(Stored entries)
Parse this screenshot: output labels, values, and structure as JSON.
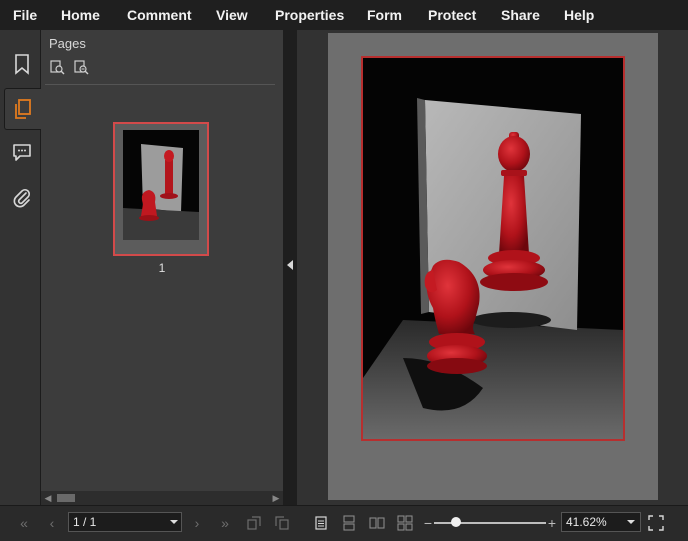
{
  "menu": {
    "items": [
      "File",
      "Home",
      "Comment",
      "View",
      "Properties",
      "Form",
      "Protect",
      "Share",
      "Help"
    ]
  },
  "rail": {
    "icons": [
      "bookmark-icon",
      "pages-icon",
      "comments-icon",
      "attachment-icon"
    ],
    "active": "pages-icon",
    "accent": "#e07a1f"
  },
  "pages_panel": {
    "title": "Pages",
    "tools": [
      "zoom-in-thumbnails-icon",
      "zoom-out-thumbnails-icon"
    ],
    "thumbnails": [
      {
        "number": "1",
        "selected": true
      }
    ],
    "selection_color": "#d24a4a"
  },
  "document": {
    "image": "red chess bishop and knight on a grey board with mirror",
    "frame_color": "#b72f2f"
  },
  "status": {
    "page_value": "1 / 1",
    "zoom_value": "41.62%",
    "zoom_level": 0.2
  }
}
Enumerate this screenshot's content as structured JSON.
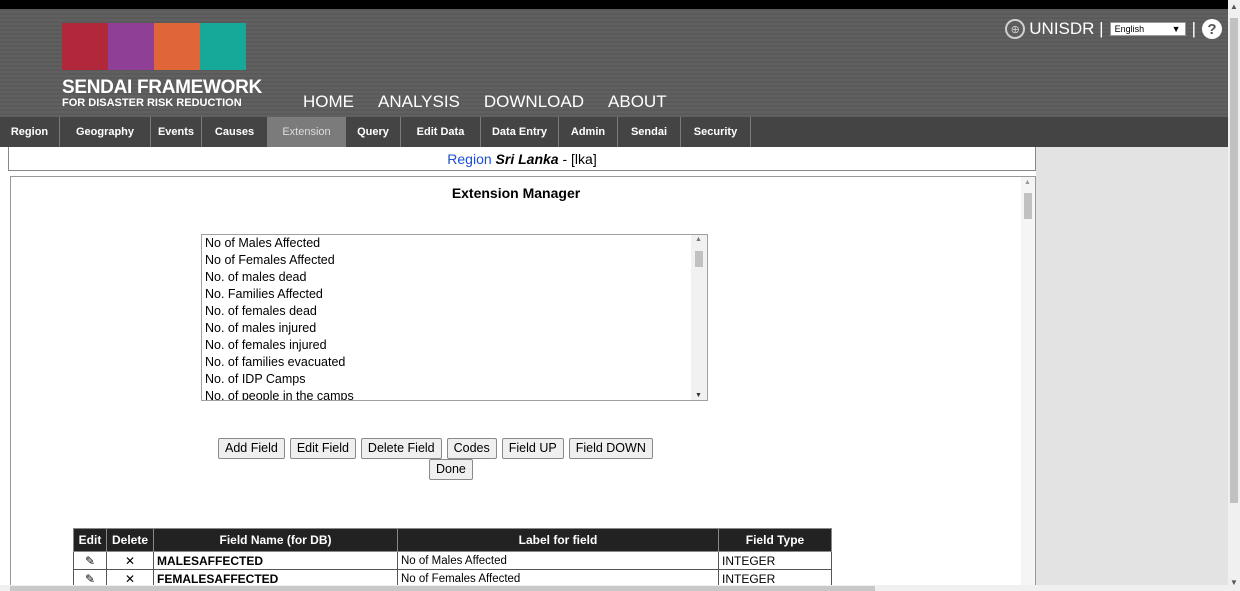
{
  "brand": {
    "squares": [
      "#b0283a",
      "#8f3f95",
      "#e0663a",
      "#16a99a"
    ],
    "line1": "SENDAI FRAMEWORK",
    "line2": "FOR DISASTER RISK REDUCTION"
  },
  "main_nav": [
    "HOME",
    "ANALYSIS",
    "DOWNLOAD",
    "ABOUT"
  ],
  "top_right": {
    "org": "UNISDR |",
    "language": "English",
    "separator": "|"
  },
  "tabs": [
    "Region",
    "Geography",
    "Events",
    "Causes",
    "Extension",
    "Query",
    "Edit Data",
    "Data Entry",
    "Admin",
    "Sendai",
    "Security"
  ],
  "active_tab": "Extension",
  "region": {
    "label": "Region",
    "name": "Sri Lanka",
    "dash": "-",
    "code": "[lka]"
  },
  "manager_title": "Extension Manager",
  "fields_list": [
    "No of Males Affected",
    "No of Females Affected",
    "No. of males dead",
    "No. Families Affected",
    "No. of females dead",
    "No. of males injured",
    "No. of females injured",
    "No. of families evacuated",
    "No. of IDP Camps",
    "No. of people in the camps"
  ],
  "buttons": {
    "add": "Add Field",
    "edit": "Edit Field",
    "delete": "Delete Field",
    "codes": "Codes",
    "up": "Field UP",
    "down": "Field DOWN",
    "done": "Done"
  },
  "table": {
    "headers": [
      "Edit",
      "Delete",
      "Field Name (for DB)",
      "Label for field",
      "Field Type"
    ],
    "rows": [
      {
        "field": "MALESAFFECTED",
        "label": "No of Males Affected",
        "type": "INTEGER"
      },
      {
        "field": "FEMALESAFFECTED",
        "label": "No of Females Affected",
        "type": "INTEGER"
      }
    ]
  }
}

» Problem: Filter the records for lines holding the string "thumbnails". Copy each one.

» Your solution:
      "zoom-in-thumbnails-icon",
      "zoom-out-thumbnails-icon"
    "thumbnails": [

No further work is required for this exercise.